▶ LISTED RECORDS:
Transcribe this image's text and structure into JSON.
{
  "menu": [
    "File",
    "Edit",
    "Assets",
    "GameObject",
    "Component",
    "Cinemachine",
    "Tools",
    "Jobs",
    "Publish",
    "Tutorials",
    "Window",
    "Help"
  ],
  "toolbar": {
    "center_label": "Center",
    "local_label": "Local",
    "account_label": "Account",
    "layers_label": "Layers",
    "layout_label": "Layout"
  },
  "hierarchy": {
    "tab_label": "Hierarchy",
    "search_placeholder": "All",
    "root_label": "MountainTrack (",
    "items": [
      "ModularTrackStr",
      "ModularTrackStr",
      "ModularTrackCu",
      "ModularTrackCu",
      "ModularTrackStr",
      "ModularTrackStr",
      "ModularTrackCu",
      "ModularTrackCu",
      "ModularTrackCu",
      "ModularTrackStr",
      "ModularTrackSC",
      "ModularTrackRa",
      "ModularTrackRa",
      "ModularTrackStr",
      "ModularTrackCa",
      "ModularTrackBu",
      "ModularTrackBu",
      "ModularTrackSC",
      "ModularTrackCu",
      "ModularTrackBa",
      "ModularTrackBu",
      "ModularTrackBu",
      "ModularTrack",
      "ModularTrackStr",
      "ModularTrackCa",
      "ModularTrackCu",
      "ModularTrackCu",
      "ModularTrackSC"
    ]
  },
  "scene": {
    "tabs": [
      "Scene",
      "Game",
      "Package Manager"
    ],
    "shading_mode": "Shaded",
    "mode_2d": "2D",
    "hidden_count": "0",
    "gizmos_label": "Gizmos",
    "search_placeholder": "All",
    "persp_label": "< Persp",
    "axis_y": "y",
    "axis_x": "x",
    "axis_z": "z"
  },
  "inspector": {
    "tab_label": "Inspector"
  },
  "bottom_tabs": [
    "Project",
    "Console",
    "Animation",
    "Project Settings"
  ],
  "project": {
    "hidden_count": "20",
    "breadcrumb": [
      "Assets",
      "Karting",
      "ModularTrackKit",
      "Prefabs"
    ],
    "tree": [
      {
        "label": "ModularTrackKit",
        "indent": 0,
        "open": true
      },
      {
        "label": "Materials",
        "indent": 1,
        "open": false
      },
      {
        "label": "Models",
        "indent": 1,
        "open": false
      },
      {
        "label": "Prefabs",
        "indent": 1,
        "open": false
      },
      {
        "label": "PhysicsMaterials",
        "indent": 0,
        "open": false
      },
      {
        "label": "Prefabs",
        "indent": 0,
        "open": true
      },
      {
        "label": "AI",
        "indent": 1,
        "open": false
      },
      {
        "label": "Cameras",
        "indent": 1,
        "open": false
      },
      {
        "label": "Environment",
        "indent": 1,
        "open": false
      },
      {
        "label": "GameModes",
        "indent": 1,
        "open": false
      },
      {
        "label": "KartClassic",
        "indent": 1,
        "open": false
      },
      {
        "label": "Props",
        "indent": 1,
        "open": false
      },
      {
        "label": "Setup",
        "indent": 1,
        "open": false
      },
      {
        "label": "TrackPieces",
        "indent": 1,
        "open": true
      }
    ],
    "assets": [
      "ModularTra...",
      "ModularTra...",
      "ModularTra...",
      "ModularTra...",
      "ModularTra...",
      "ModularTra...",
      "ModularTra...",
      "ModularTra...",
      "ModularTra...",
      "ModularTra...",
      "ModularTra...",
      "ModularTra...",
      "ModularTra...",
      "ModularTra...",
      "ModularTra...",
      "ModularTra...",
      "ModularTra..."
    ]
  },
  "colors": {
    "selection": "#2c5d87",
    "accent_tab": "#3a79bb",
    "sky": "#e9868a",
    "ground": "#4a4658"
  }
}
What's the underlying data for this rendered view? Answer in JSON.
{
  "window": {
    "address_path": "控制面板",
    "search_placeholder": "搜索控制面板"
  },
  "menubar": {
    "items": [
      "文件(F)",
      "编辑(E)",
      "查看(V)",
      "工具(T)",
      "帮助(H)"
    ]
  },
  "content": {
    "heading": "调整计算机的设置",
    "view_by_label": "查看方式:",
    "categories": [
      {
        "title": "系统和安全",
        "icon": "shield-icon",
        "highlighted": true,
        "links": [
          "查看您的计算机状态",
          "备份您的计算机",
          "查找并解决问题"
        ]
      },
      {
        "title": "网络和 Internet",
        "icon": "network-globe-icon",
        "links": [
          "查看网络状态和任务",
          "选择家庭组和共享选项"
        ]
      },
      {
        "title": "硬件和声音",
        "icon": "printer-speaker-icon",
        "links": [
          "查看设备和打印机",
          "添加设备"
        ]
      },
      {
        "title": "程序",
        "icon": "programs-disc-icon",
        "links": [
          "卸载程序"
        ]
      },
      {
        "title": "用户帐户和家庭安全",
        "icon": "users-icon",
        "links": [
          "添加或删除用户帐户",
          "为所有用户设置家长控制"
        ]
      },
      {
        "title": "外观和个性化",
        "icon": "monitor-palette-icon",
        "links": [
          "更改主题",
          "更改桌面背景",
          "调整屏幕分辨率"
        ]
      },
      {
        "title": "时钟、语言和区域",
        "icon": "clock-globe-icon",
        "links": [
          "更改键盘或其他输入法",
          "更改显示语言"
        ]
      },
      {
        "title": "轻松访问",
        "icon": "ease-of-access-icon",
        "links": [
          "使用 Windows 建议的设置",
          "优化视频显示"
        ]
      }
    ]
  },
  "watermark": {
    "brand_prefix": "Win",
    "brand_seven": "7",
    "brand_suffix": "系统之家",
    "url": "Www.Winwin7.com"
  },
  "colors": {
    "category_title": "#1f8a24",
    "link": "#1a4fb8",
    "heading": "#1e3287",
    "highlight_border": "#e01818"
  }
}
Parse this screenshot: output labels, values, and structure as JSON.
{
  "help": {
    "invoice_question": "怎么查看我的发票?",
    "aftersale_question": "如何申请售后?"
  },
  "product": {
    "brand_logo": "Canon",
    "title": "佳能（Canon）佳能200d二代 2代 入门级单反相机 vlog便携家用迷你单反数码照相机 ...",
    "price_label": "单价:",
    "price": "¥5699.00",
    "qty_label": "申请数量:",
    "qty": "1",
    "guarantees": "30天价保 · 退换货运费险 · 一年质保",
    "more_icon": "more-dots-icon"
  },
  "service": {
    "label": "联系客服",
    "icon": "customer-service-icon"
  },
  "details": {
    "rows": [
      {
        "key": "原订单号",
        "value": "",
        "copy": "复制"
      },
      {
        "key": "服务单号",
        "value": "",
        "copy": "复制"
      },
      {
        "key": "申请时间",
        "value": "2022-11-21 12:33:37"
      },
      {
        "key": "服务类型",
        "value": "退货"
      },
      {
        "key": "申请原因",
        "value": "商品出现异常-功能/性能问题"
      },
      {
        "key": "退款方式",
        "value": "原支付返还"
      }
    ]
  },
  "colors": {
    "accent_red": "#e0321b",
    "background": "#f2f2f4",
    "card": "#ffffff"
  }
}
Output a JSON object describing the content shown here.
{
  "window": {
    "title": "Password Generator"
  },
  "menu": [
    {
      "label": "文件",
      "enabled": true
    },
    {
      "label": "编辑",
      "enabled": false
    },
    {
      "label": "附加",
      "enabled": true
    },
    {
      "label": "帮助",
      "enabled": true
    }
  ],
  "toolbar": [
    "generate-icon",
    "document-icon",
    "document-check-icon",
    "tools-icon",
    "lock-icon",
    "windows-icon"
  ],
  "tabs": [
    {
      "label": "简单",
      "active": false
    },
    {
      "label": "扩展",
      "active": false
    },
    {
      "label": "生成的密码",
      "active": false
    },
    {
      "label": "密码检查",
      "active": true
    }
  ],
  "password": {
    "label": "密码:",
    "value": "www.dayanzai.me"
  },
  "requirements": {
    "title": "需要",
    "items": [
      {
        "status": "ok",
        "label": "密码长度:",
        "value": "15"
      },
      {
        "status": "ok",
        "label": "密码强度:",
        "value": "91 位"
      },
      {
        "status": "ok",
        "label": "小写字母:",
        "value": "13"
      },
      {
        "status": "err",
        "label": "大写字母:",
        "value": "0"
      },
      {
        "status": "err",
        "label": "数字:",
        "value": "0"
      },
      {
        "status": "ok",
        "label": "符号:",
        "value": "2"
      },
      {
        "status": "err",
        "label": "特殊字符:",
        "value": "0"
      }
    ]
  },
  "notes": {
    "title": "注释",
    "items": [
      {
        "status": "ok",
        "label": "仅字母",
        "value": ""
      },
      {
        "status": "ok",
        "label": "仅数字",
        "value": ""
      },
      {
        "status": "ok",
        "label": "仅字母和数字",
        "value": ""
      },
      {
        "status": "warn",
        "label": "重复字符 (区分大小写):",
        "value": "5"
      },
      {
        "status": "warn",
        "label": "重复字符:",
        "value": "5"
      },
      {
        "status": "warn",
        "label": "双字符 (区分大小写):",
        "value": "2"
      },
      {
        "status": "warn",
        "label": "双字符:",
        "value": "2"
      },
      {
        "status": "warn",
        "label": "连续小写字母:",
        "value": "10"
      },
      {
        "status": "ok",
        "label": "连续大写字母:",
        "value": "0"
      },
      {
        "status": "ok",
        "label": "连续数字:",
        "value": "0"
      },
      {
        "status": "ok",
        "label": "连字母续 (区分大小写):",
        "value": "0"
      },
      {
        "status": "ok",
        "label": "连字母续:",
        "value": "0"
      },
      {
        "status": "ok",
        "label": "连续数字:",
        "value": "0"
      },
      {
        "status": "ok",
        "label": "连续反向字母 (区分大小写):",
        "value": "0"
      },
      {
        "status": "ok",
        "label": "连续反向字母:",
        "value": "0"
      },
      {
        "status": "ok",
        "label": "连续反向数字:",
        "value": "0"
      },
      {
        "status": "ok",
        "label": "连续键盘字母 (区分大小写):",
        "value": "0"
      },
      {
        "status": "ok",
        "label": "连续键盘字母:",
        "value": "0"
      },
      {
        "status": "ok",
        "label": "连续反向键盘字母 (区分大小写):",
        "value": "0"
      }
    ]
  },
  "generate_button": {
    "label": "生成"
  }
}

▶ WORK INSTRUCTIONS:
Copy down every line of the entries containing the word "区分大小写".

▶ RESPONSE TO THE EXERCISE:
        "label": "重复字符 (区分大小写):",
        "label": "双字符 (区分大小写):",
        "label": "连字母续 (区分大小写):",
        "label": "连续反向字母 (区分大小写):",
        "label": "连续键盘字母 (区分大小写):",
        "label": "连续反向键盘字母 (区分大小写):",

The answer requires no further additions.